**TO DO:**
In the following listing, find the lines containing "this" and report them.
########
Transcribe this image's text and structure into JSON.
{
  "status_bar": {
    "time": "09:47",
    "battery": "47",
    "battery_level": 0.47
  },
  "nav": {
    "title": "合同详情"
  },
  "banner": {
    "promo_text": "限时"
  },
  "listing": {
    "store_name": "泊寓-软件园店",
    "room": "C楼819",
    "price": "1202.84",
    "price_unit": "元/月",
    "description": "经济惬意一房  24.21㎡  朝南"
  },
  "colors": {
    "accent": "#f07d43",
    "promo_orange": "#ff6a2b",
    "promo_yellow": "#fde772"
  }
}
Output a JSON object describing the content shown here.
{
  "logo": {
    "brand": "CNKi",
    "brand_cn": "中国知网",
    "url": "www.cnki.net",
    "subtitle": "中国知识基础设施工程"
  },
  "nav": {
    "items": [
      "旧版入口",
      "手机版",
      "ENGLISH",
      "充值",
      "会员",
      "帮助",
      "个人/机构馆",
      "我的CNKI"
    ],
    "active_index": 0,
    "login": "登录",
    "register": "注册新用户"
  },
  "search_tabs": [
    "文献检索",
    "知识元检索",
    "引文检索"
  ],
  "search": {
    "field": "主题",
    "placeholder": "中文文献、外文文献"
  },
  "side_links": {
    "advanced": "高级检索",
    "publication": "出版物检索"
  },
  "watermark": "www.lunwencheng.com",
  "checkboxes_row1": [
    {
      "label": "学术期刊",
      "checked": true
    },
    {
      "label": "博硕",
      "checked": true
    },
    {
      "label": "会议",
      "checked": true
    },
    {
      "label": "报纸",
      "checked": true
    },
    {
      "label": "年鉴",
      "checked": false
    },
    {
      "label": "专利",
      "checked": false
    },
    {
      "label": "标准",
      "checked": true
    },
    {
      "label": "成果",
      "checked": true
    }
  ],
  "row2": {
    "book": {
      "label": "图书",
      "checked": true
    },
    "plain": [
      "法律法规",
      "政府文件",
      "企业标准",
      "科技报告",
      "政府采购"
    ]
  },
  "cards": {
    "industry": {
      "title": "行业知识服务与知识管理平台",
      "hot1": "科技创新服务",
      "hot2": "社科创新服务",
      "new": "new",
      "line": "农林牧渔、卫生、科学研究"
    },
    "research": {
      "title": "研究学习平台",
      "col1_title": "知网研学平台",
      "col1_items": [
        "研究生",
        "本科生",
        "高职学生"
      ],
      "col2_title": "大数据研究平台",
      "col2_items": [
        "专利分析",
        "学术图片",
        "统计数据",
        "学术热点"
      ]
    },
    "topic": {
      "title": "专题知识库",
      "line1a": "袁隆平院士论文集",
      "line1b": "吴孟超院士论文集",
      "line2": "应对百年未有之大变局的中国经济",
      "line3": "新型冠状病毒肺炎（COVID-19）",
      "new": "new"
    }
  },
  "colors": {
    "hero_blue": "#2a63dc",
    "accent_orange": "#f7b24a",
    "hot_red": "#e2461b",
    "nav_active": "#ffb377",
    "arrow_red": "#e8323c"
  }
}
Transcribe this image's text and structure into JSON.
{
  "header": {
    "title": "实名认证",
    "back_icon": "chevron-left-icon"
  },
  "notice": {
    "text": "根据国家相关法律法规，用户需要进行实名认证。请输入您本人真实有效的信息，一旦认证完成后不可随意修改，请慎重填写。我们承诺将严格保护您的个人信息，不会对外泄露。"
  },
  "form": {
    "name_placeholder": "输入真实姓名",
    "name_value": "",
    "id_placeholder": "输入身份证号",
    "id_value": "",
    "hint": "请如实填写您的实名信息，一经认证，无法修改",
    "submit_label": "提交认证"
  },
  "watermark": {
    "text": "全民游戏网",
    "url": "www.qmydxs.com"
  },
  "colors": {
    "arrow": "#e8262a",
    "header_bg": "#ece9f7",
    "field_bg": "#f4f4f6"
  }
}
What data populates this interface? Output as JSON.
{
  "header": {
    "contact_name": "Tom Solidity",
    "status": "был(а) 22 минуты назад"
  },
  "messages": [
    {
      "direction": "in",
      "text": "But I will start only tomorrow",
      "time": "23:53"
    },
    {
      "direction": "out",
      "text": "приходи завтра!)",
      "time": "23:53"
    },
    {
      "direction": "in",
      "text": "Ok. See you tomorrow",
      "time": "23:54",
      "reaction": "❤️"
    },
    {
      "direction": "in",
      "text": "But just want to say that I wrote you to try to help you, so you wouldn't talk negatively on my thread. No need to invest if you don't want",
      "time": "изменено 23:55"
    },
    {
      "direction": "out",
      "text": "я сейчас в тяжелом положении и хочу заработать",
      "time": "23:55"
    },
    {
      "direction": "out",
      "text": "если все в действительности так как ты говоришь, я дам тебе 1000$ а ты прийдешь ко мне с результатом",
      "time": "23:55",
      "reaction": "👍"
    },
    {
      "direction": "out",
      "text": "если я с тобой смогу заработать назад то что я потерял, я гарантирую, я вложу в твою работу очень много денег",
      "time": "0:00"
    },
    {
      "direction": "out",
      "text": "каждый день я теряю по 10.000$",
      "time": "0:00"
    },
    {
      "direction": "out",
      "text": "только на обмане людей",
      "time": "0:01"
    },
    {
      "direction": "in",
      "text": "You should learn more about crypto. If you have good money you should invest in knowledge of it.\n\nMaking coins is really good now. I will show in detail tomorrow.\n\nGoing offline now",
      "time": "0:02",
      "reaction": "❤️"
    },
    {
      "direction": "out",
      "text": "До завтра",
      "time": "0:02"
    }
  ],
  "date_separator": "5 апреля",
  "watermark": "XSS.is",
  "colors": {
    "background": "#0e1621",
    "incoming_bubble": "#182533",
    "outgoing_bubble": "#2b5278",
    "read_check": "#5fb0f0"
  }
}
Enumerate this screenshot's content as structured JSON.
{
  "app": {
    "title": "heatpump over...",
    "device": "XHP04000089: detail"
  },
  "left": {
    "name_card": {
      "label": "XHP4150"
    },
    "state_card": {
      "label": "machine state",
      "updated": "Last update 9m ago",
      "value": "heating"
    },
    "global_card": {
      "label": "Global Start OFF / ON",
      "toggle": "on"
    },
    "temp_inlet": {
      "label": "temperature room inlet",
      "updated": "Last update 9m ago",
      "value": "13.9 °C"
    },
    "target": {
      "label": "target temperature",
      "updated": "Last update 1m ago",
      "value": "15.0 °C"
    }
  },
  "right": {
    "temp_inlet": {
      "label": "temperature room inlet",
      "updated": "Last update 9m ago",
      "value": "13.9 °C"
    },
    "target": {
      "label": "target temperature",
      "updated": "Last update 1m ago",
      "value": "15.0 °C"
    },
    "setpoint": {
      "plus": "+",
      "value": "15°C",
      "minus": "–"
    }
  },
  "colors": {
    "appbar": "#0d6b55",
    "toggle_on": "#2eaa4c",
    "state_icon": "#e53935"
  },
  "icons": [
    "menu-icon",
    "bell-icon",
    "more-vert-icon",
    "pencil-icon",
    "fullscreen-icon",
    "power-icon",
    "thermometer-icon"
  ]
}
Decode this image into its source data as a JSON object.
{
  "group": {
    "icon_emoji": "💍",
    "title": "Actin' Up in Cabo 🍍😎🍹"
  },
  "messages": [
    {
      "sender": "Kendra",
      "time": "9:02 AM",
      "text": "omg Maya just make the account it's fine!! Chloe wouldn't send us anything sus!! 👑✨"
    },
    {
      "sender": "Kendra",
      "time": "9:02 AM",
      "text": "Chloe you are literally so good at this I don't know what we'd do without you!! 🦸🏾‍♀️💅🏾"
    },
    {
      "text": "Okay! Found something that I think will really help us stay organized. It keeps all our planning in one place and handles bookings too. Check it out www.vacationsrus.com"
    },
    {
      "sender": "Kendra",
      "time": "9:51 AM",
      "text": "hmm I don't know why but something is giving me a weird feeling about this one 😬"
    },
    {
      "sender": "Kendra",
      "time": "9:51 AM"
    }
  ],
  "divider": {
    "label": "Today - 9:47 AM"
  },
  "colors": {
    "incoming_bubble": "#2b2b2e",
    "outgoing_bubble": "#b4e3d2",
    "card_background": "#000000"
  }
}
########
**EXPECTED ANSWER:**
Transcribe this image's text and structure into JSON.
Transcribe this image's text and structure into JSON.
What data populates this interface? Output as JSON.
Enumerate this screenshot's content as structured JSON.
Decode this image into its source data as a JSON object.
      "text": "Chloe you are literally so good at this I don't know what we'd do without you!! 🦸🏾‍♀️💅🏾"
      "text": "hmm I don't know why but something is giving me a weird feeling about this one 😬"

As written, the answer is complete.